The Way We Eat

A prompt on Modern Families got me to thinking. 

“If one of your late ancestors were to come back from the dead and join you for dinner, what things about your family would this person find the most shocking?” 

How would you answer? Here’s my shot at the question. 

Well…for starters, most folks don’t join each other for dinner anymore.

My grandparents and parents honored a long-standing family tradition.  They ate dinner around the dining room table. ALL of them. At the same time. In the same place.

But we didn’t just eat together. We lingered together. We served each other.
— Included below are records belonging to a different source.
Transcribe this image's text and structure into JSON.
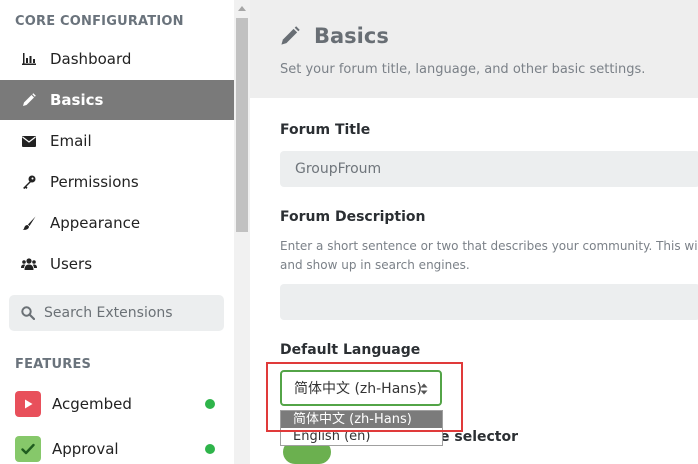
{
  "sidebar": {
    "core_title": "CORE CONFIGURATION",
    "items": [
      {
        "label": "Dashboard",
        "icon": "chart-bar-icon"
      },
      {
        "label": "Basics",
        "icon": "pencil-icon"
      },
      {
        "label": "Email",
        "icon": "envelope-icon"
      },
      {
        "label": "Permissions",
        "icon": "key-icon"
      },
      {
        "label": "Appearance",
        "icon": "paintbrush-icon"
      },
      {
        "label": "Users",
        "icon": "users-icon"
      }
    ],
    "active_index": 1,
    "search_placeholder": "Search Extensions",
    "features_title": "FEATURES",
    "extensions": [
      {
        "label": "Acgembed",
        "color": "#e8505b",
        "status_color": "#2eb44a"
      },
      {
        "label": "Approval",
        "color": "#86c86a",
        "status_color": "#2eb44a"
      }
    ]
  },
  "header": {
    "title": "Basics",
    "description": "Set your forum title, language, and other basic settings."
  },
  "form": {
    "forum_title_label": "Forum Title",
    "forum_title_value": "GroupFroum",
    "forum_description_label": "Forum Description",
    "forum_description_help_line1": "Enter a short sentence or two that describes your community. This will ap",
    "forum_description_help_line2": "and show up in search engines.",
    "forum_description_value": "",
    "default_language_label": "Default Language",
    "default_language_selected": "简体中文 (zh-Hans)",
    "language_options": [
      "简体中文 (zh-Hans)",
      "English (en)"
    ],
    "language_selector_label_partial": "e selector"
  },
  "colors": {
    "active_nav": "#7a7a7a",
    "accent_green": "#53a447",
    "highlight_red": "#e03a3a"
  }
}
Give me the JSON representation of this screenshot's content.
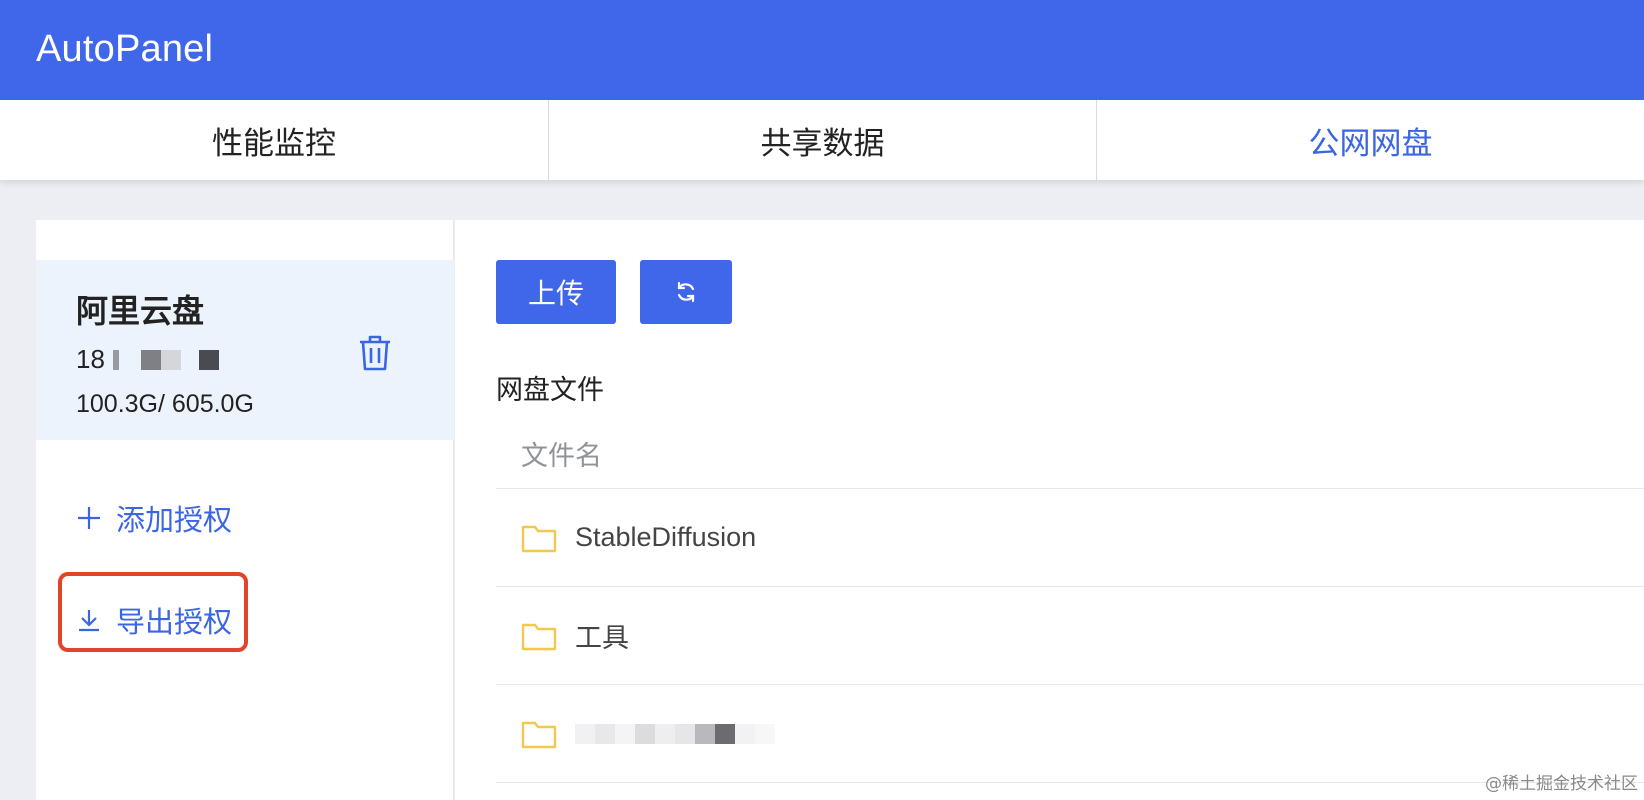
{
  "header": {
    "title": "AutoPanel",
    "bg_color": "#4066ea"
  },
  "tabs": [
    {
      "label": "性能监控",
      "active": false
    },
    {
      "label": "共享数据",
      "active": false
    },
    {
      "label": "公网网盘",
      "active": true
    }
  ],
  "sidebar": {
    "account": {
      "name": "阿里云盘",
      "id_prefix": "18",
      "quota": "100.3G/ 605.0G",
      "delete_icon": "trash-icon"
    },
    "actions": {
      "add_label": "添加授权",
      "add_icon": "plus-icon",
      "export_label": "导出授权",
      "export_icon": "download-icon"
    }
  },
  "toolbar": {
    "upload_label": "上传",
    "refresh_icon": "refresh-icon"
  },
  "files": {
    "section_title": "网盘文件",
    "column_name": "文件名",
    "rows": [
      {
        "name": "StableDiffusion",
        "icon": "folder-icon"
      },
      {
        "name": "工具",
        "icon": "folder-icon"
      },
      {
        "name": "",
        "icon": "folder-icon",
        "obscured": true
      }
    ]
  },
  "watermark": "@稀土掘金技术社区",
  "colors": {
    "accent": "#4066ea",
    "highlight": "#e2432b",
    "folder": "#f2c94c"
  }
}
We passed the food in large bowls – mashed potatoes, green beans, peas, stuffing, salad – family style. No one ate until all had been served.

In their generations, the roles were clearly defined. Mom wore and apron and cooked the meal. She sat at one end of the table. Dad, sitting  at the opposite end (the head of the table) with the carving knife served the entree on plates to the other members of the family. If it was a turkey, for instance, he carved the bird in front of us at the table.

“Skip, you like dark meat.” He’d carve from the thigh or the leg. “Don, you like both white and dark.” “Bob, you like the leg and a wing.” And so it went, until we all had been served according to our liking, and we all had served each other.

Mom and Dad lived long enough to see the change in their children’s family eating habits and graciously, if sadly, accepted the fact that there was no longer a set time for dinner, there were soccer games, Little League games, concerts, and the demands of this, that, and the other that tore apart the cherished hour when the kids and parents all checked in on the day and discussed the big issues of the news.

My grandparents would be shocked by the fraying of common life, the loss of careful attentiveness to each member of the family’s preferences, likes and dislikes, the substitution of the automat for the dining room table.

If they came back from the dead, they would wonder how and why sharing and serving around the table and nightly dinner conversations have vanished, replaced by family members staring at their iPhones, texting people who aren’t in the room. They might re-frame Shakespeare’s question in Hamlet, “To be, or not to be?” They might say:

“To eat alone, quickly, or to eat at the dinner table with others, slowly?” – that is the question.

I think I’ll turn on the TV, go to the fridge to see what’s there, send a text or two, and enjoy the ballgame.

  • Gordon C. Stewart, Chaska, MN, January 18, 2016

 

2 thoughts on “The Way We Eat

  1. I think we all tend to become a bit nostalgic around the holidays, so it was no surprise that I’ve been thinking about my in-laws quite a bit these past few weeks. It’s been more than twenty years, but I still miss those conversations around their dining room table … where they made it clear that grandchildren can do no wrong, and that the adults in the room each had an equal opportunity to share whatever it was that they felt like bringing into the conversation. They are surely missed, and I can’t imagine they’d be too pleased that our dining room table hasn’t had a proper meal shared around it for entirely too long.

    Still, when I think of them, I smile. Always. 🙂

    Like

    • I miss mine, too. Also the personal care for the individuals and the thoughtful discussions that were always part of dinner. My Dad wanted to hear from us what we thought of whatever was happening in the news. It didn’t matter what our views were so much as that they be thoughtful and well-informed. The quality of public life was part of what our private life was about. We didn’t realize it, I’m sure, at the time, but it was the place where I was taught critical thinking. I know it’s a trip down nostalgia that forgets the gains we’ve made since then, but there are some things – like eating alone, grabbing what I want instead of sharing – that feel more like regression than progress. Don’t ya think?

      Like

Leave a Reply

Fill in your details below or click an icon to log in:

WordPress.com Logo

You are commenting using your WordPress.com account. Log Out / Change )

Twitter picture

You are commenting using your Twitter account. Log Out / Change )

Facebook photo

You are commenting using your Facebook account. Log Out / Change )

Google+ photo

You are commenting using your Google+ account. Log Out / Change )

Connecting to %s